Which brings me to the really important issue–our house. Yes, politics affects us all, and we need to be responsible, but I’m not going to spend time tweeting on election night when the kitchen smells like birthday cake and I have presents to wrap.

My darling Libby turned 9, and there’s not a politician on earth who can steal her thunder on this day. Her voice quavered this morning, as she said ‘thank you,’ merely upon the sight of her few presents and cake.

We are downsizing here, and so I was concerned that what she did receive wouldn’t be ‘enough;’ basically that it wouldn’t be up to the standards of birthdays past. But I should’ve known better. A birthday is special because of the love that goes into it, not because of the gifts.

Libby proved this today.

Libby is the self-proclaimed “Mama-whisperer,” because she has a knack for making me feel better when I’m out of whack. The kids send her in, like a diplomat or a bomb expert, when they sense (usually from the pitch in my voice) that I’m getting ready to explode.

No kid is perfect, but my kids are each pretty great in their own unique ways. They drive me crazy at times (like William challenging me to write a novel this month, which I naturally accepted), but I can’t imagine my world without them. They keep me motivated, keep me grounded, and keep me focused on the things that are really important in life, which, and I’m sorry if this offends you, does not include politics.
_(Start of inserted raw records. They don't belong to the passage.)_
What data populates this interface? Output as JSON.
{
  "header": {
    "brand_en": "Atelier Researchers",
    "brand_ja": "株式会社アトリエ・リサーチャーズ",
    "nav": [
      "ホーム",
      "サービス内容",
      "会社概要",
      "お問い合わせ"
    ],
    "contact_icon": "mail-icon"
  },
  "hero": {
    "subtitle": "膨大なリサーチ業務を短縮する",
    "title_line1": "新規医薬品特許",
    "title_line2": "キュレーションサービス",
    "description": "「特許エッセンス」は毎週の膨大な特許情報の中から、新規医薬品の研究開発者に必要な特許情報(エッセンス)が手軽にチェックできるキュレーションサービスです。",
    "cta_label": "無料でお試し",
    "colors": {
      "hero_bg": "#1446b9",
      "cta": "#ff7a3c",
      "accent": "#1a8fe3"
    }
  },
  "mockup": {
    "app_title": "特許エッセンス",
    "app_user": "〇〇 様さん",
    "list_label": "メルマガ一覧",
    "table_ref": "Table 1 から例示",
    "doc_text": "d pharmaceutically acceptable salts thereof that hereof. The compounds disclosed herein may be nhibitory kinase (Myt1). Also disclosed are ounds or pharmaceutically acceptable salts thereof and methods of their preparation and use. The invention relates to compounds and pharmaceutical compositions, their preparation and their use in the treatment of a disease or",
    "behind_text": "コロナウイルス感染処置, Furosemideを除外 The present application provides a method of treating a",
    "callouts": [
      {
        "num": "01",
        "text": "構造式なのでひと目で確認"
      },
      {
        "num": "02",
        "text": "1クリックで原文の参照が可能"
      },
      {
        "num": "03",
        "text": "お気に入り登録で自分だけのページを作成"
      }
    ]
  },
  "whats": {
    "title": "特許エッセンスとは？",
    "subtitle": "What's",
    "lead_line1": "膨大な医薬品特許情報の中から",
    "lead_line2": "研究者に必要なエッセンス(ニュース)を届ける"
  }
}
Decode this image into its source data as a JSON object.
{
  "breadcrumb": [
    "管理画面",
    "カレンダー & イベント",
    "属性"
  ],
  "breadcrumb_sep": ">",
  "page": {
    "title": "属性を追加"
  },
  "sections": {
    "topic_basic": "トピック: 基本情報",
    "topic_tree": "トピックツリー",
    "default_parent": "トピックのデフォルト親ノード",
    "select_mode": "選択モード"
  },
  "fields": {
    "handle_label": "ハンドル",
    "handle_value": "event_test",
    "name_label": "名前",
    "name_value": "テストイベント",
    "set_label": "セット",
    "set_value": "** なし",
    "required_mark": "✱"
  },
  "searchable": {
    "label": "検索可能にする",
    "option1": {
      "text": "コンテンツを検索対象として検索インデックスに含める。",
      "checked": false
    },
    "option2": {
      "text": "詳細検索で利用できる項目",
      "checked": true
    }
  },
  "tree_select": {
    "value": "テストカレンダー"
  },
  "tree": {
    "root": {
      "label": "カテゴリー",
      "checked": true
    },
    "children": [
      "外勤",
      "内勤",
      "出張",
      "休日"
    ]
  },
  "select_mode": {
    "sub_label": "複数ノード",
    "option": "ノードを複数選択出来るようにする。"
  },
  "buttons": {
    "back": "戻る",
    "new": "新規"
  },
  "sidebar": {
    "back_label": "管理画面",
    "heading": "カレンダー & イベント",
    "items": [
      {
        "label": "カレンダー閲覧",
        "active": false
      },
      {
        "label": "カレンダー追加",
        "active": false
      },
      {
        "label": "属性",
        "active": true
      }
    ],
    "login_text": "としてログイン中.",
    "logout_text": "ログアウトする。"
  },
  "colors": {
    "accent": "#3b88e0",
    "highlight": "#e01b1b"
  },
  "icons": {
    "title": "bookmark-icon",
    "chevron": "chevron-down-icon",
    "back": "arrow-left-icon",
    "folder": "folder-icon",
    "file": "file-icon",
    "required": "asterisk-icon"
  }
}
I am all about helping the poor, and I feel strongly that everyone should have easy access to affordable and competent medical care. I also feel that our political system in America is off. Why are there only two parties when in other countries there are many? I mean, this election yesterday was a race between two Harvard Law School grads–since when does the general public trust lawyers?

I have a lot of friends, and many of them would be on opposite sides of any given rally.

And here is what I, standing somewhere in the middle, would say to you: use your energy, your emotion, your resources to cultivate love and compassion in your own homes first, and then use it to reach out to those less fortunate.

Don’t worry about what the government does or does not do, but start with peace in your own home.

Pray for our leaders that they will make wise choices, and don’t speculate about what “might happen,” because you soon find yourself wasting the precious here and now worrying about the future.

And with all sincerity, define in your own mind what you think is “best” for America. If your definition of “best” includes a yacht while the widow next door can’t afford medical insurance, something is wrong. If your definition of “best” means you can buy more gadgets than your neighbors, then please, rethink your life. There are greater rewards than posting shallow phrases, which do not often represent your real life, via iThingies.

‘Friend’ real people, if possible, and if you live thousands of miles away (like some of us) use technology to bring you closer to people, not to alienate them.

We sponsor four children in Kenya, and their letters sometimes break my heart because of their love and sincerity. There is a teacher strike, currently, in Kenya, so these kids, whose prospects are already limited, are outright handicapped by this strike. How can I worry about what this or that candidate might do when Magdalene, who worked so hard to move from 26th to first in her class, no longer has a teacher? 

My hope was never, and I pray WILL never be in a politician.

God appoints the rulers of this world, and there is good reason for it. Trust in that.

Because if your trust is in any single person, you will be disappointed.

That is my rant–and that is as political as I get.

For now, I have a pink, sparkly cake to nibble and a birthday girl to hug.